At that time the selectors identified a group of players with talent to support the captaincy of Allan Border, and largely stuck by them until results began to improve. The likes of Steve Waugh, Dean Jones, Merv Hughes, Geoff Marsh, David Boon and Craig McDermott emerged as the nucleus of a strong Australian side, that later became great when younger talent was introduced to a stable dressing room.
"We're picking the best team for Australia," Hilditch said when announcing the Test squad in Adelaide. "But we need some experienced players, which we think we have got, and we also need to find a couple of new champions in the next couple of years."
Australia's coach, Tim Nielsen, is not a selector, but he defended the scatter-gun ways of the panel, which is under heavy scrutiny as part of the Don Argus-led Australian team performance review. The review is due to table its findings to the Cricket Australia board at its next meeting on August 18-19.
"We are obviously looking for the spinner who can take us forward in all three forms of the game," Nielsen said. "To be honest no-one has taken their opportunity and made it their own yet. No-one has made their spot their own. And that is why we see some fluctuations in who is selected.
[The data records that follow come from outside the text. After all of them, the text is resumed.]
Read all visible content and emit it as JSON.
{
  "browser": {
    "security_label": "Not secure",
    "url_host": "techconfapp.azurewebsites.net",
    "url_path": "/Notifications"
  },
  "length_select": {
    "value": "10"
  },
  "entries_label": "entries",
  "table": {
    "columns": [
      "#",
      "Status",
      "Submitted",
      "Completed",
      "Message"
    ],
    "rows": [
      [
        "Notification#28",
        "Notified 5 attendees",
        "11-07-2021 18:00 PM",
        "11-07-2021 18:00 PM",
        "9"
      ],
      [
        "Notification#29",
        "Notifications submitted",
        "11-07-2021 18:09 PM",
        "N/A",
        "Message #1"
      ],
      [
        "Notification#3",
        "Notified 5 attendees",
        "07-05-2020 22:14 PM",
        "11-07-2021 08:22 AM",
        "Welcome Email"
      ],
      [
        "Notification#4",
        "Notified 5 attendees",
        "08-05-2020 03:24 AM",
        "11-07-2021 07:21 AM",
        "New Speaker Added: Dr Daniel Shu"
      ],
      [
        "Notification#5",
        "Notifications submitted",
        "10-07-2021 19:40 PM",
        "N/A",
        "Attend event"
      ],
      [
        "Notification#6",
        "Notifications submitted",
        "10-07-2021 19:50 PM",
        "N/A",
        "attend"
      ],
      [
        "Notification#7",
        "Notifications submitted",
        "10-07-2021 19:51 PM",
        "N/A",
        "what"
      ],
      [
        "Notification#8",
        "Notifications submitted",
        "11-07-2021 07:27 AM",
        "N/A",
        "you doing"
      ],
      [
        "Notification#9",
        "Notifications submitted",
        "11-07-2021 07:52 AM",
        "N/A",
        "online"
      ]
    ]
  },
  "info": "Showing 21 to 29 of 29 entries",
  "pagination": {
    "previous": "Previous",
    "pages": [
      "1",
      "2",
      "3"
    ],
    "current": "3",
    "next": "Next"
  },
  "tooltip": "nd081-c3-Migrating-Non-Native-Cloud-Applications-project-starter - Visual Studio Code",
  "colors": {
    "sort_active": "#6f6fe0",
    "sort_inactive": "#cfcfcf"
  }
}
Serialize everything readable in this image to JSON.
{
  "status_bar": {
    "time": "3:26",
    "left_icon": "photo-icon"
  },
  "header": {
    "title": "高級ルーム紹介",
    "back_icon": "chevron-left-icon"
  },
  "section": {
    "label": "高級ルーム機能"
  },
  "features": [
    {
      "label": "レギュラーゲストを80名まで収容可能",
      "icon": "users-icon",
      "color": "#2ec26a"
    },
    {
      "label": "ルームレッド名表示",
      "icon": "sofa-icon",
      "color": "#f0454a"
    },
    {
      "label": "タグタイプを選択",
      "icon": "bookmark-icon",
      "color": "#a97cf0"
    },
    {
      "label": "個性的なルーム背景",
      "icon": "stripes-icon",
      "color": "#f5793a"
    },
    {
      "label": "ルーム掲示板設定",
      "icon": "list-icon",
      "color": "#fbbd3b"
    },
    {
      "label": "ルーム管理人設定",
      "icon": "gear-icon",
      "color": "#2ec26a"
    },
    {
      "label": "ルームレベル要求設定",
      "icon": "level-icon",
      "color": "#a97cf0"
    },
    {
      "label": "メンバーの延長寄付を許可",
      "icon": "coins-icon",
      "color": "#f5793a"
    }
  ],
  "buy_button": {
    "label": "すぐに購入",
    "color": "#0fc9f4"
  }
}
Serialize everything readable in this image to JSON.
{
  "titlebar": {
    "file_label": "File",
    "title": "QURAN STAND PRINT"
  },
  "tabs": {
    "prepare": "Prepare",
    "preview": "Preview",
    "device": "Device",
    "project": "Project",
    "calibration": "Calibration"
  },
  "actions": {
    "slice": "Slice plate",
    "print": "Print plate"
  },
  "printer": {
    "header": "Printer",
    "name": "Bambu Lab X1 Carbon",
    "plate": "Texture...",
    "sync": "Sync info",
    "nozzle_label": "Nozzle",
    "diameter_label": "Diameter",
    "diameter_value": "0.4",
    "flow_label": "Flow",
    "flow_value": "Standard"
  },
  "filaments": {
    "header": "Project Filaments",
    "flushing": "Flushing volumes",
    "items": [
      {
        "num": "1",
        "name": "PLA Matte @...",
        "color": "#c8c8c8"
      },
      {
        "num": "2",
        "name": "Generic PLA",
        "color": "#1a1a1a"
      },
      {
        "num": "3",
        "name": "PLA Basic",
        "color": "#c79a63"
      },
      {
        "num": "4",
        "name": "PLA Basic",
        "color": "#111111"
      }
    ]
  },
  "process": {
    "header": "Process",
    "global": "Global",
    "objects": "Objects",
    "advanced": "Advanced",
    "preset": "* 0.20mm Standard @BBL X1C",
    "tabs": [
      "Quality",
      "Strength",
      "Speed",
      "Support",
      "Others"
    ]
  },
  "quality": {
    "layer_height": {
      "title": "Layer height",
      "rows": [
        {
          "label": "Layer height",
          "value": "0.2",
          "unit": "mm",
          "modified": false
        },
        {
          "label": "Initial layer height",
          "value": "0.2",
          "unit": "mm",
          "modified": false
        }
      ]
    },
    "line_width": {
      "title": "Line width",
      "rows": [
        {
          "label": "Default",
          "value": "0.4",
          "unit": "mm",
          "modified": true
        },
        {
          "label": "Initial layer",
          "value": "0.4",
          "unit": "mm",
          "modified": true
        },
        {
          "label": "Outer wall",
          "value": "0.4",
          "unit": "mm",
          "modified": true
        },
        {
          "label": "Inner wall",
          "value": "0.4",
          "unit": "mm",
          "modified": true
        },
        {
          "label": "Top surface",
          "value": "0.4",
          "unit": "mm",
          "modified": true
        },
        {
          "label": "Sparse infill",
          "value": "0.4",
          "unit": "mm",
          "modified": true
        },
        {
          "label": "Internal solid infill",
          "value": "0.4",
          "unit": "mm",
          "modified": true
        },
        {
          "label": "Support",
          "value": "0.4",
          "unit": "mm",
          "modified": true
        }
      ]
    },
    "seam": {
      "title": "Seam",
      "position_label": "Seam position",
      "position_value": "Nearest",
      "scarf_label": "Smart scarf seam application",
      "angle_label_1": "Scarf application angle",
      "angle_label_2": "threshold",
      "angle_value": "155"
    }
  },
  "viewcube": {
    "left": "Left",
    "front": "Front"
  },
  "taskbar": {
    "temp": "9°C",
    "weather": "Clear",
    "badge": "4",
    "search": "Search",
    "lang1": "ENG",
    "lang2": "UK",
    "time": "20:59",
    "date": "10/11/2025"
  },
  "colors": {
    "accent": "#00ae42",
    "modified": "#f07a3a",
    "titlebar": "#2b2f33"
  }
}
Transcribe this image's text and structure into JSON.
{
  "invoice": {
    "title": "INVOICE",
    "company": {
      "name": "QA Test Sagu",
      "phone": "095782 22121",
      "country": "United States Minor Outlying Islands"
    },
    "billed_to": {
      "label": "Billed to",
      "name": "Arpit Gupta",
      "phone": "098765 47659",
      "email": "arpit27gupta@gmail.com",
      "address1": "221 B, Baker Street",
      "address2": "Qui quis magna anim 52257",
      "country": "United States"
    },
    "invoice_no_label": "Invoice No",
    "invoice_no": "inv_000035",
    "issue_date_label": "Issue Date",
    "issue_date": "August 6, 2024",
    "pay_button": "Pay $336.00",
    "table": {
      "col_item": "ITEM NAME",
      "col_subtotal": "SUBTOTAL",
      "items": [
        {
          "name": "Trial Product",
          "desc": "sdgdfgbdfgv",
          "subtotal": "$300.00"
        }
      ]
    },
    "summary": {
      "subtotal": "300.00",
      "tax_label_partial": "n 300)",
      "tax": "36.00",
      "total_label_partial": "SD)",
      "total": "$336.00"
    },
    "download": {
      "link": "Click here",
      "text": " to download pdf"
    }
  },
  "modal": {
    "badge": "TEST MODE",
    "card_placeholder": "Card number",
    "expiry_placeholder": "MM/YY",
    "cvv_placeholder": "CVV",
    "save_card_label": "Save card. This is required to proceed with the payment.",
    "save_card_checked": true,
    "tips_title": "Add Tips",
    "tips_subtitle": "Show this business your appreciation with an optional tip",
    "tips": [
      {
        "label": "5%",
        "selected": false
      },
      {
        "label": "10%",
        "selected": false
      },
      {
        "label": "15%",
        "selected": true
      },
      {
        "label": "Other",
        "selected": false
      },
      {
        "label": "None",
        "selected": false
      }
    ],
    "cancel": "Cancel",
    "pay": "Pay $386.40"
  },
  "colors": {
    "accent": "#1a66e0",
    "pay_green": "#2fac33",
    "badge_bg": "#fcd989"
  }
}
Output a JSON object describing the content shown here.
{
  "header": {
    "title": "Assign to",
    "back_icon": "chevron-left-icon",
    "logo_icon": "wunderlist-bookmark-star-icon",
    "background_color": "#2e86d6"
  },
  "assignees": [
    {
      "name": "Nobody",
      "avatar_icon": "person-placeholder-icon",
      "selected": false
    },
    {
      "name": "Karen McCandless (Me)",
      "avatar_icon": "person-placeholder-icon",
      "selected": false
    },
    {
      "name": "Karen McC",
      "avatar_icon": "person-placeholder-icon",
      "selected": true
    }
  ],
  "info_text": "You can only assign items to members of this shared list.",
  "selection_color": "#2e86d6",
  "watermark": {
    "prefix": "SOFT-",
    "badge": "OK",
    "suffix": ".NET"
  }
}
"Because whether it be through injury or performance we haven't seen one spinner really take the job on. Lyon and Beer now have the opportunity to stake their claim.
Nielsen did not see anything inconsistent about the rapid distribution of baggy green caps, particularly to spin bowlers. Twelve have now been elevated to the Australian Test squad since Shane Warne retired in 2007.
"We have come off a summer where we didn't have the success we would have liked," he said. "And it's pretty obvious we are searching for the mix of players we think will take us forward.
"We have seen a couple of players who are perceived to have jumped the queue because they have performed well when given the opportunity, and I think that is the way it has always been. If you are given a chance at domestic or Australia A level and do well the selectors will reward that."
Nielsen's role is also being analysed closely by the review, and his support staff has been significantly altered by the additions of Steve Rixon as fielding coach and Craig McDermott as pace bowling coach. The players have enjoyed the presence of more mentors with Test match experience, something Nielsen himself cannot call upon.
Rixon was appointed at the insistence of the new captain Michael Clarke, and Nielsen said the team now bore the stamp of the new leader.
"Michael's very clear on how he feels the team should be playing and the things he feels are important for the team to be playing that way," he told AAP. "We've got some new staff around the place, a new captain, a new vice-captain so all of those things lead to a different voice and a different idea.
"It's been really positive so far, I've really enjoyed working with those guys. I'm sure in the next little while, even if it doesn't transfer into wins straight out of the blocks, we're hopeful the new cricketers we've got in the team and the different direction we're taking will lead us back to the levels we want to be playing at and the standing we want in world cricket."
The Australian Twenty20 squad departs on Saturday for two matches on August 6 and 8, with limited overs and Test series to follow.
Daniel Brettig is an assistant editor at ESPNcricinfo